Okra with tomatoes and vinegar
This is one of the best ways to eat okra. The okra binds the oil and tomato together into a luscious, slippery stew. You can use fresh, or frozen okra. You can cut the okra into rings, or just slice them into halves down the middle. Typical of Portuguese influenced cooking, this Angolan recipe has a little vinegar in it. It’s wonderful as-is, for a veggie main, or side dish. You can also add a whole, cut up chicken and turn it into a hearty meal (like a bare-bones muambha de gallina).
Angolan okra and tomato is typically made with red palm oil, the kind with a lot of pulp (not the clear variety). Red palm oil has quite a strong flavour, so you can substitute olive oil if you either can’t find palm oil or don’t like it. Don’t skimp on the oil, in some misguided notion of “healthy” though. The oil is part of the substance of the dish.
When choosing fresh okra, choose young, tender, firm pods. They should be bright green, without too many black spots. When it gets old, it can be woody.
– 1lb (400g) okra, fresh or frozen
– 2 tbsp (30ml) olive oil, or other vegetable oil
– 1/3 cup (75ml) red palm oil, or olive oil
– 1 large can (14oz, 400g) of petit diced tomatoes
– 1 onion
– 3 cloves of garlic
– 1 tsp (5ml) chili flakes, or a pinch of cayenne
– 3 tbsp (45ml) cider or white wine vinegar
– 1.5 tsp (7ml) salt, or to taste
– 1 chicken cut into pieces

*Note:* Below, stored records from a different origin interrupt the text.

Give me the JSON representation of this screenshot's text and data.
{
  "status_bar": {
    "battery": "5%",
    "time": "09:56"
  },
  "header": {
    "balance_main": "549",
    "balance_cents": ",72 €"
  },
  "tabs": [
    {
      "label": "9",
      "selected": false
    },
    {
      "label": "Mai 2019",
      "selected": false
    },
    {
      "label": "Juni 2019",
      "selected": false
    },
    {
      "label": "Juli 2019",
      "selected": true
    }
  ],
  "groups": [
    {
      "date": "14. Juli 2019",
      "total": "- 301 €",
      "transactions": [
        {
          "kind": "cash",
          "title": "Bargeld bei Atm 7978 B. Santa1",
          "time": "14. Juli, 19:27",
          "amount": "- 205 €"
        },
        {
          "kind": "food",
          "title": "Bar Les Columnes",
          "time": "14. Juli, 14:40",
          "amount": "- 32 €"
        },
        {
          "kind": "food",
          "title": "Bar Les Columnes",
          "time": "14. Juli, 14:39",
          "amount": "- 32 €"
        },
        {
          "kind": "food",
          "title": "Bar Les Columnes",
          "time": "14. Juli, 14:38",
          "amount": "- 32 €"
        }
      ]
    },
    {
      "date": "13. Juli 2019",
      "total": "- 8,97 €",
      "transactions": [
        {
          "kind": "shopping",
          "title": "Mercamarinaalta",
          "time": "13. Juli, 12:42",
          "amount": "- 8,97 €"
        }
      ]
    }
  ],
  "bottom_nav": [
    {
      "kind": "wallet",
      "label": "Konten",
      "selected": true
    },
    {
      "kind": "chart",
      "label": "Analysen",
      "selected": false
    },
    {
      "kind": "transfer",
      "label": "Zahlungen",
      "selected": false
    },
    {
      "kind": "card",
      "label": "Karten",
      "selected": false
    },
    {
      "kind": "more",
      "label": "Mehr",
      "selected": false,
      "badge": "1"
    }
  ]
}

– 1/2 cup (100ml) white wine
– additional palm oil, vinegar, and salt.
Coarsely chop the garlic, and thinly slice the onion. If the okra is whole, slice it into little wheels, or just slice it lengthwise into halves.

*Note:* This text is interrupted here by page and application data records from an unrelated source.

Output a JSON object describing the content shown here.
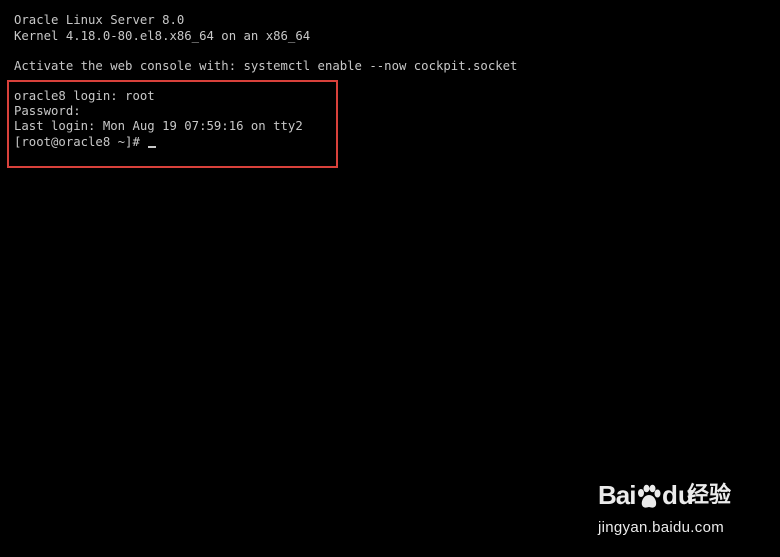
{
  "terminal": {
    "header_lines": [
      "Oracle Linux Server 8.0",
      "Kernel 4.18.0-80.el8.x86_64 on an x86_64"
    ],
    "activate_line": "Activate the web console with: systemctl enable --now cockpit.socket",
    "login_lines": [
      "oracle8 login: root",
      "Password:",
      "Last login: Mon Aug 19 07:59:16 on tty2"
    ],
    "prompt": "[root@oracle8 ~]# "
  },
  "highlight": {
    "color": "#d9413b"
  },
  "watermark": {
    "brand_bai": "Bai",
    "brand_du": "du",
    "brand_jingyan": "经验",
    "url": "jingyan.baidu.com"
  },
  "colors": {
    "background": "#000000",
    "text": "#c8c8c8"
  }
}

Heat the oil over medium. Add the onion, and cook until it is translucent, and beginning to turn golden. Add the garlic, and cook until it is soft and fragrant. Don’t let it burn. Add the okra, and cook it with the onion, stirring occasionally until it begins to brown a bit on the edges. Add the chili, if using.
Add the tomatoes (if you like, pulse them very briefly in the blender first, to make a tender-chunky texture). Let the mixture heat up until it starts to boil. Add the palm oil. Season with salt and vinegar. When it heats through, taste and adjust seasoning. Let it cook over low heat, until the okra is soft, and almost falling apart (anywhere from 30-50 minutes)
If you do this with chicken, marinate the chicken in the white wine and enough vinegar to cover for an hour before hand. Brown the chicken in a pan. Add the chicken to the mixture at the same time as the tomatoes.
This should be served with a starch–anything from rice to potatoes, to plantain or polenta works. Tapioca fufu is traditional, but exceedingly unpleasant.